1st case of avian flu detected in a crow in Gaspésie, Quebec


The Quebec government has confirmed the first suspected case of avian flu in Gaspésie. An infected crow has been found in the municipality of Bonaventure, according to the Quebec Ministry of Forests, Wildlife and Parks (MFFP).

The town of New Richmond, which is part of the municipality, issued a warning to its residents on Monday asking them to report any dead or dying birds.

The Quebec government is monitoring the spread of avian flu in the province, particularly on poultry farms where the death rate among flocks is high.

In an interview with Break away, Biologist Ariane Massé, who works for Quebec’s wildlife ministry, said the find was not surprising.

“It’s normal to see wild birds carrying the virus, and especially birds like crows, they are predators and scavengers,” she said. “It is possible that this bird fed on another dead bird infected with [the virus].”

As a result, it’s not uncommon for crows to die from the virus, she said.

The crow was sent to the Quebec Wildlife Health Center in Saint-Hyacinthe, about 60 kilometers east of Montreal, where researchers conducted a post-portem examination to determine the cause of death.
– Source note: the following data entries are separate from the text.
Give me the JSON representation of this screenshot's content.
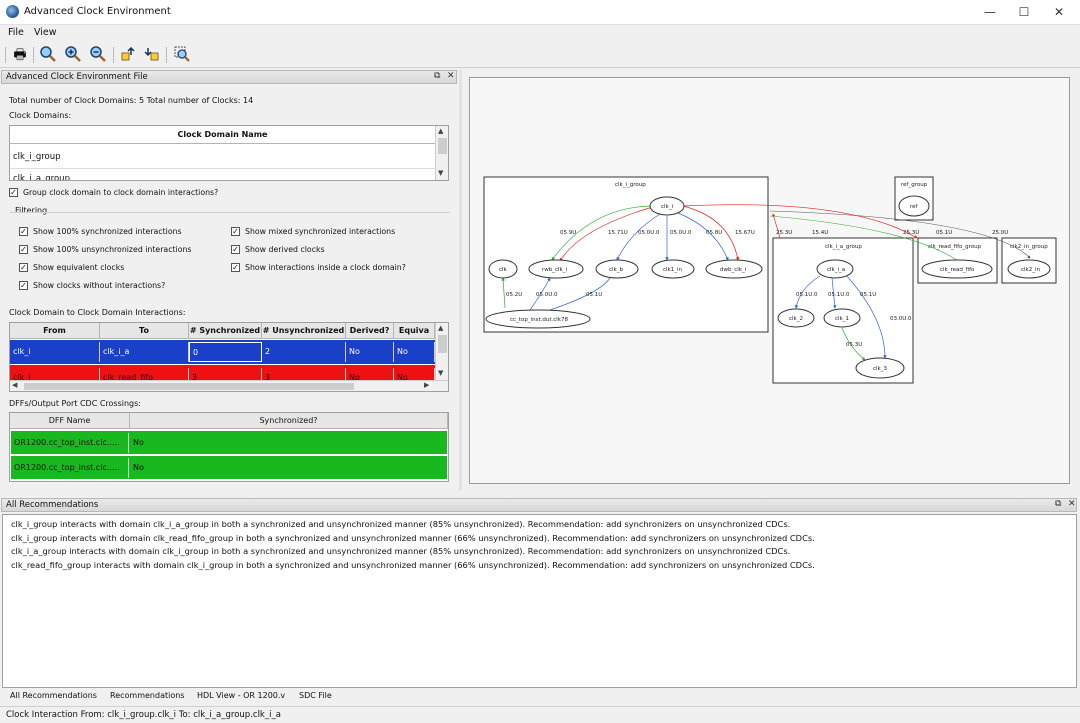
{
  "window": {
    "title": "Advanced Clock Environment",
    "controls": {
      "minimize": "—",
      "maximize": "☐",
      "close": "✕"
    }
  },
  "menu": {
    "file": "File",
    "view": "View"
  },
  "toolbar": {
    "icons": [
      "print-icon",
      "zoom-fit-icon",
      "zoom-in-icon",
      "zoom-out-icon",
      "hierarchy-up-icon",
      "hierarchy-down-icon",
      "zoom-select-icon"
    ]
  },
  "left_panel": {
    "title": "Advanced Clock Environment File",
    "summary": "Total number of Clock Domains: 5 Total number of Clocks: 14",
    "clock_domains_label": "Clock Domains:",
    "clock_domain_header": "Clock Domain Name",
    "clock_domains": [
      "clk_i_group",
      "clk_i_a_group"
    ],
    "group_checkbox": "Group clock domain to clock domain interactions?",
    "filtering_label": "Filtering",
    "filters_left": [
      "Show 100% synchronized interactions",
      "Show 100% unsynchronized interactions",
      "Show equivalent clocks",
      "Show clocks without interactions?"
    ],
    "filters_right": [
      "Show mixed synchronized interactions",
      "Show derived clocks",
      "Show interactions inside a clock domain?"
    ],
    "interactions_label": "Clock Domain to Clock Domain Interactions:",
    "interactions_headers": [
      "From",
      "To",
      "# Synchronized",
      "# Unsynchronized",
      "Derived?",
      "Equiva"
    ],
    "interactions_rows": [
      {
        "from": "clk_i",
        "to": "clk_i_a",
        "sync": "0",
        "unsync": "2",
        "derived": "No",
        "equiv": "No",
        "color": "#1a3fc8"
      },
      {
        "from": "clk_i",
        "to": "clk_read_fifo",
        "sync": "3",
        "unsync": "3",
        "derived": "No",
        "equiv": "No",
        "color": "#ee1111"
      }
    ],
    "dff_label": "DFFs/Output Port CDC Crossings:",
    "dff_headers": [
      "DFF Name",
      "Synchronized?"
    ],
    "dff_rows": [
      {
        "name": "OR1200.cc_top_inst.cic.....",
        "sync": "No"
      },
      {
        "name": "OR1200.cc_top_inst.cic.....",
        "sync": "No"
      }
    ]
  },
  "graph": {
    "clusters": [
      "clk_i_group",
      "clk_i_a_group",
      "clk_read_fifo_group",
      "clk2_in_group",
      "ref_group"
    ],
    "nodes": [
      "clk_i",
      "clk",
      "rwb_clk_i",
      "clk_b",
      "clk1_in",
      "dwb_clk_i",
      "cc_top_inst.dut.clk78",
      "clk_i_a",
      "clk_2",
      "clk_1",
      "clk_3",
      "clk_read_fifo",
      "clk2_in",
      "ref"
    ],
    "edge_labels": [
      "05.9U",
      "15.71U",
      "05.0U.0",
      "05.0U.0",
      "05.8U",
      "15.67U",
      "05.2U",
      "05.0U.0",
      "05.1U",
      "25.3U",
      "15.4U",
      "25.3U",
      "05.1U",
      "25.0U",
      "05.1U.0",
      "05.1U.0",
      "05.1U",
      "05.3U",
      "03.0U.0"
    ]
  },
  "recommendations": {
    "title": "All Recommendations",
    "lines": [
      "clk_i_group interacts with domain clk_i_a_group in both a synchronized and unsynchronized manner (85% unsynchronized). Recommendation: add synchronizers on unsynchronized CDCs.",
      "clk_i_group interacts with domain clk_read_fifo_group in both a synchronized and unsynchronized manner (66% unsynchronized). Recommendation: add synchronizers on unsynchronized CDCs.",
      "clk_i_a_group interacts with domain clk_i_group in both a synchronized and unsynchronized manner (85% unsynchronized). Recommendation: add synchronizers on unsynchronized CDCs.",
      "clk_read_fifo_group interacts with domain clk_i_group in both a synchronized and unsynchronized manner (66% unsynchronized). Recommendation: add synchronizers on unsynchronized CDCs."
    ]
  },
  "bottom_tabs": [
    "All Recommendations",
    "Recommendations",
    "HDL View - OR 1200.v",
    "SDC File"
  ],
  "status": "Clock Interaction From: clk_i_group.clk_i To: clk_i_a_group.clk_i_a",
  "colors": {
    "sync_blue": "#1a3fc8",
    "unsync_red": "#ee1111",
    "dff_green": "#19b81e"
  }
}
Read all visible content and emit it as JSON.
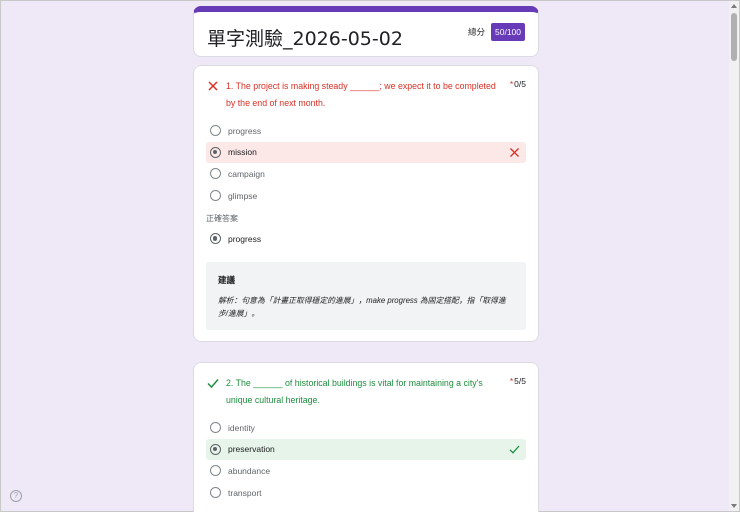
{
  "form": {
    "title": "單字測驗_2026-05-02",
    "score_label": "總分",
    "score_value": "50/100"
  },
  "colors": {
    "accent": "#673ab7",
    "wrong": "#d93025",
    "right": "#1e8e3e",
    "wrong_bg": "#fce8e6",
    "right_bg": "#e6f4ea"
  },
  "questions": [
    {
      "status": "incorrect",
      "status_icon": "x-icon",
      "text": "1. The project is making steady ______; we expect it to be completed by the end of next month.",
      "required_mark": "*",
      "points": "0/5",
      "options": [
        "progress",
        "mission",
        "campaign",
        "glimpse"
      ],
      "selected": "mission",
      "correct_label": "正確答案",
      "correct_answer": "progress",
      "feedback_title": "建議",
      "feedback_text": "解析：句意為「計畫正取得穩定的進展」，make progress 為固定搭配，指「取得進步/進展」。"
    },
    {
      "status": "correct",
      "status_icon": "check-icon",
      "text": "2. The ______ of historical buildings is vital for maintaining a city's unique cultural heritage.",
      "required_mark": "*",
      "points": "5/5",
      "options": [
        "identity",
        "preservation",
        "abundance",
        "transport"
      ],
      "selected": "preservation"
    }
  ],
  "help": {
    "icon": "help-icon",
    "glyph": "?"
  }
}
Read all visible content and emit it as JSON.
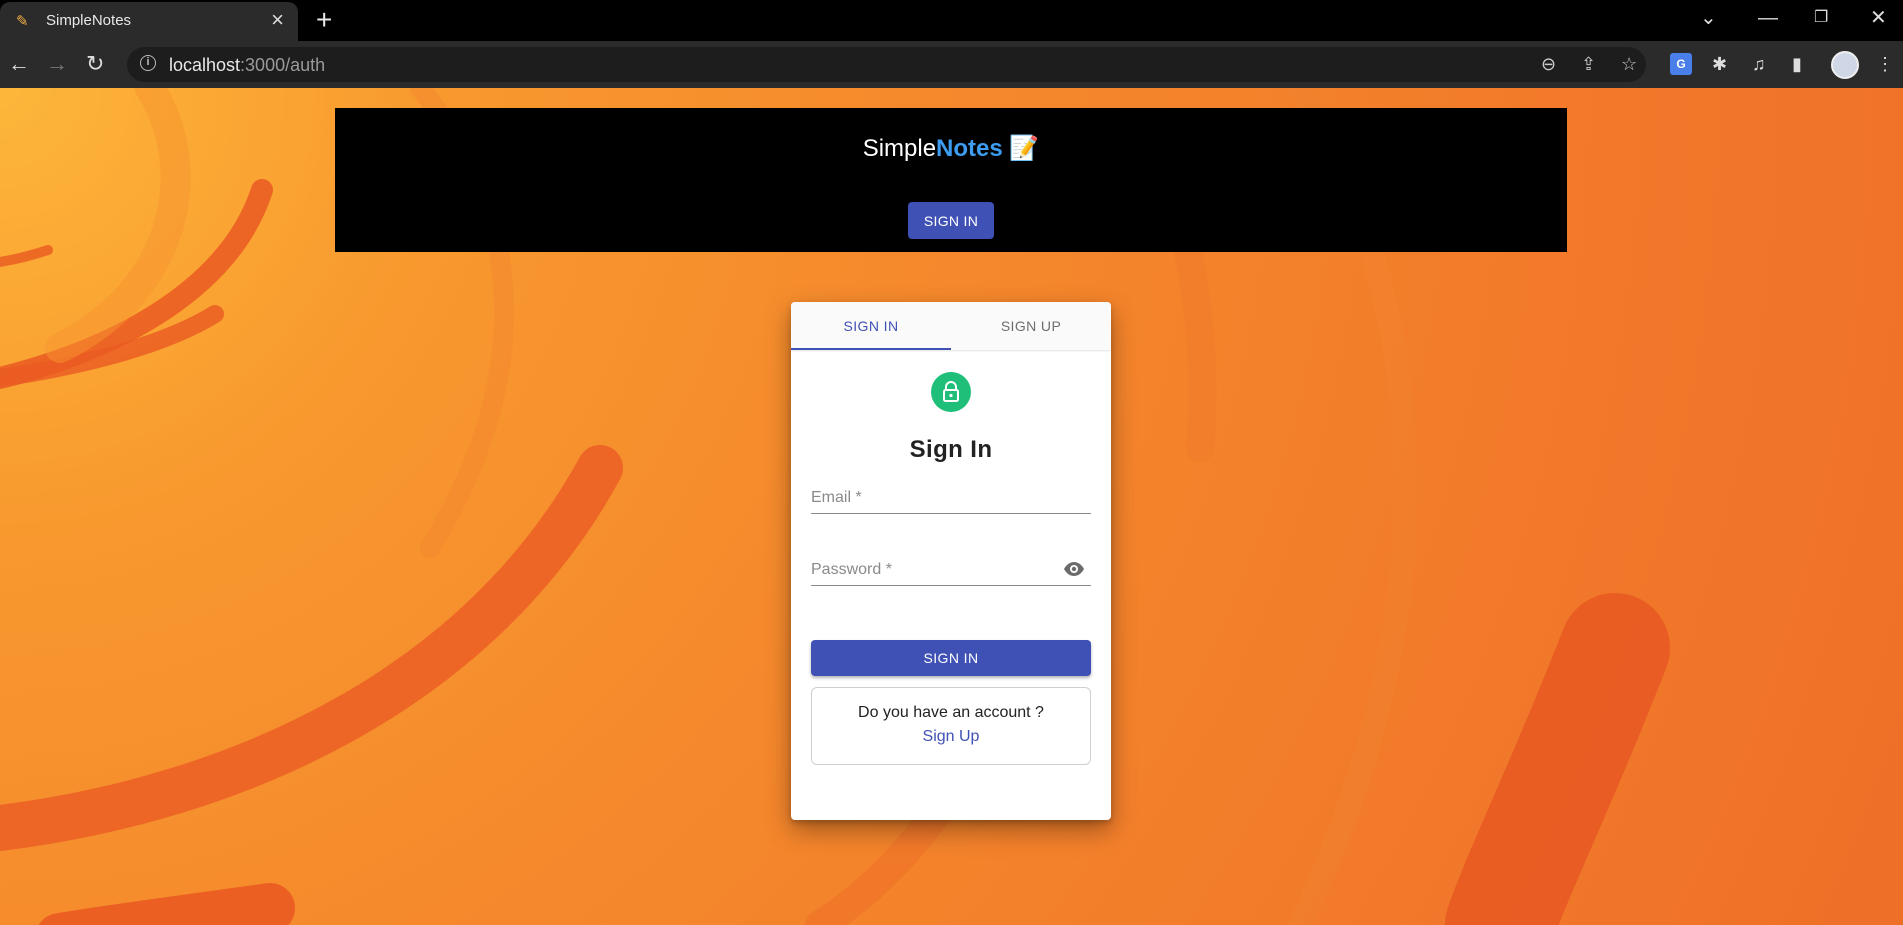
{
  "browser": {
    "tab_title": "SimpleNotes",
    "url_host": "localhost",
    "url_path": ":3000/auth"
  },
  "header": {
    "brand_simple": "Simple",
    "brand_notes": "Notes",
    "brand_emoji": "📝",
    "signin_label": "SIGN IN"
  },
  "auth": {
    "tabs": [
      {
        "label": "SIGN IN",
        "active": true
      },
      {
        "label": "SIGN UP",
        "active": false
      }
    ],
    "title": "Sign In",
    "email_label": "Email *",
    "password_label": "Password *",
    "submit_label": "SIGN IN",
    "account_question": "Do you have an account ?",
    "signup_link": "Sign Up"
  },
  "colors": {
    "primary": "#3f51b5",
    "lock_bg": "#1fbf79",
    "brand_accent": "#3d9cf0",
    "background": "#f5892c"
  },
  "icons": {
    "tab_favicon": "pencil-icon",
    "lock": "lock-icon",
    "password_toggle": "eye-icon"
  }
}
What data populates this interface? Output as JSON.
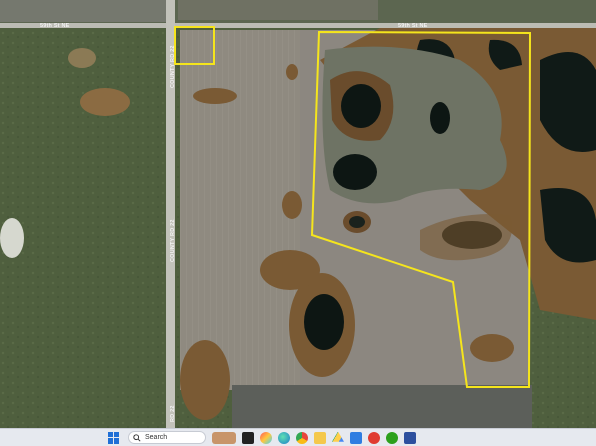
{
  "map": {
    "roads": {
      "north_road_left": "59th St NE",
      "north_road_right": "59th St NE",
      "county_road_upper": "COUNTY RD 22",
      "county_road_middle": "COUNTY RD 22",
      "county_road_lower": "RD 22"
    },
    "colors": {
      "boundary": "#f5e51c",
      "cropland": "#8f8a80",
      "water": "#101a17",
      "wetland_brown": "#7a5a34",
      "grass": "#4f5f3e"
    }
  },
  "taskbar": {
    "search_label": "Search",
    "icons": [
      "windows-start-icon",
      "search-icon",
      "widget-icon",
      "terminal-icon",
      "paint-icon",
      "edge-icon",
      "chrome-icon",
      "file-explorer-icon",
      "drive-icon",
      "store-icon",
      "security-icon",
      "quickbooks-icon",
      "app-icon"
    ]
  }
}
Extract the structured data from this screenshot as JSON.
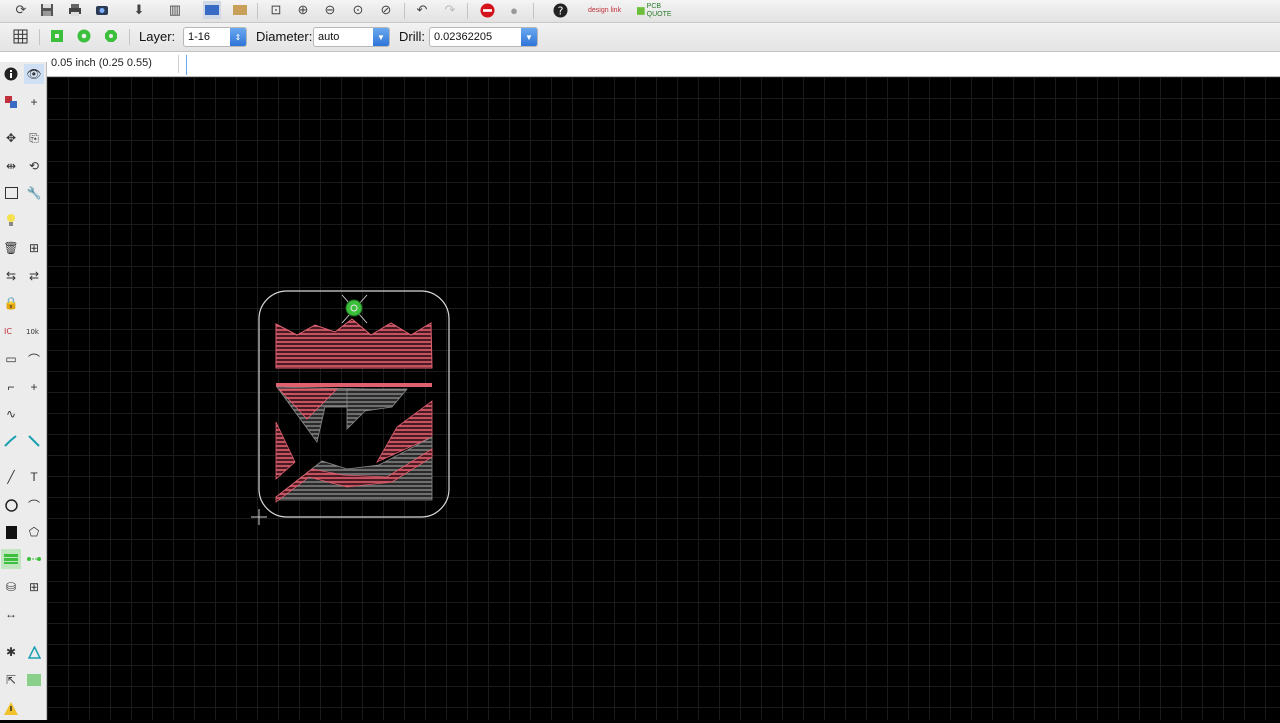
{
  "toolbar": {
    "layer_label": "Layer:",
    "layer_value": "1-16",
    "diameter_label": "Diameter:",
    "diameter_value": "auto",
    "drill_label": "Drill:",
    "drill_value": "0.02362205",
    "designlink_text": "design link",
    "pcbquote_text": "PCB QUOTE"
  },
  "command_bar": {
    "coordinate_readout": "0.05 inch (0.25 0.55)",
    "command_value": ""
  },
  "colors": {
    "accent": "#2f74d8",
    "top_layer": "#e06070",
    "bottom_layer": "#8a8a8a",
    "outline": "#d8d8d8",
    "via": "#3cbf3c"
  }
}
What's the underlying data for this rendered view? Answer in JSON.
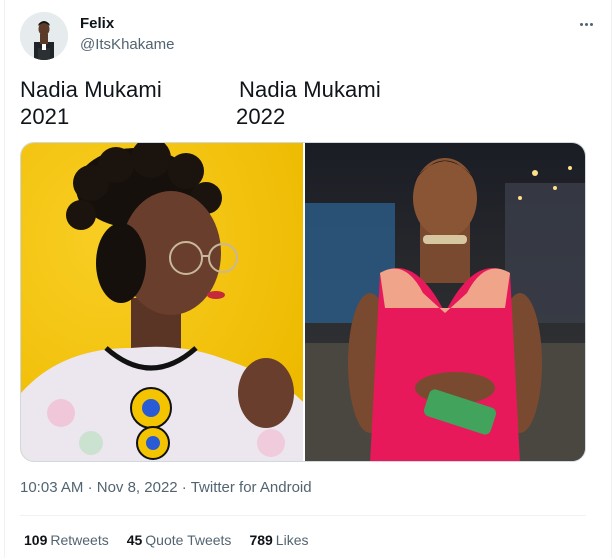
{
  "author": {
    "display_name": "Felix",
    "handle": "@ItsKhakame"
  },
  "tweet": {
    "left_column": {
      "line1": "Nadia Mukami",
      "line2": "2021"
    },
    "right_column": {
      "line1": "Nadia Mukami",
      "line2": "2022"
    }
  },
  "meta": {
    "time": "10:03 AM",
    "separator": "·",
    "date": "Nov 8, 2022",
    "source": "Twitter for Android"
  },
  "stats": [
    {
      "count": "109",
      "label": "Retweets"
    },
    {
      "count": "45",
      "label": "Quote Tweets"
    },
    {
      "count": "789",
      "label": "Likes"
    }
  ],
  "icons": {
    "more": "more-horizontal-icon",
    "avatar": "avatar"
  },
  "colors": {
    "text_primary": "#0f1419",
    "text_secondary": "#536471",
    "border": "#cfd9de",
    "photo1_bg": "#f5c400",
    "photo2_dress": "#e8195a"
  }
}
The center said it suspected bird flu was the cause of death, but could not confirm it until further analysis is carried out by the Canadian Food Inspection Agency. .

Efforts made to prevent the spread

The bird flu virus is usually transmitted by migratory birds, according to biologist Ariane Massé. (Philippe L’Heureux/Radio-Canada)

Massé said waterfowl such as ducks, geese and seagulls are particularly susceptible to carrying the virus. She explained that birds spread it during their migrations.

The wildlife biosecurity and health expert urged people to refrain from touching dead or injured wild birds with their bare hands to avoid further contamination.

Instead, people should report their sighting to the Department of Wildlife, which will send officers to investigate.

Some organizations working with animals have implemented additional measures to protect their animals, such as Bioparc Bonaventure.

The park has separated its wild birds from other species, and employees must disinfect their boots when walking from one enclosure to another.

“For the moment, everything is fine,” said the general manager of the park, Marie-Josée Bernard, in an interview with Radio-Canada. “We took precautions a bit in advance because we saw what was going to happen.”

Mysterious bird deaths in the Îles-de-la-Madeleine

Residents of the Îles-de-la-Madeleine report sightings of dead gannets a few days ago. (Radio-Canada)

Meanwhile, Quebec’s wildlife ministry is also investigating a series of mysterious bird deaths in the Magdalen Islands. Many residents have reported finding dead gannets on the shore in the past few days.

“At the moment, we don’t know the cause of the death,” Massé said. Break away.

LISTEN | What Quebec knows to date about avian flu in Gaspésie:

8:38First suspected case of avian flu in Gaspésie

The bird flu virus continues to spread with the return of migratory birds and wildlife officials report a first suspected case in Gaspésie as well as suspicious deaths of gannets in the Magdalen Islands.

Massé said it was still too early to know whether or not the deaths were related, but she said the ministry did not rule out bird flu, among other illnesses.

She said wildlife officers collected bird carcasses for study.

There have been 49 cases of influenza detected in wild birds and seven cases in farmed birds in the province so far this year, according to Massé.

The cases are mainly in the Eastern Townships and Montérégie region, but some have also been reported in the Laurentians, Lanaudière, Mauricie-Centre-du-Québec, Chaudière-Appalaches and the capital region. .


Comments are closed.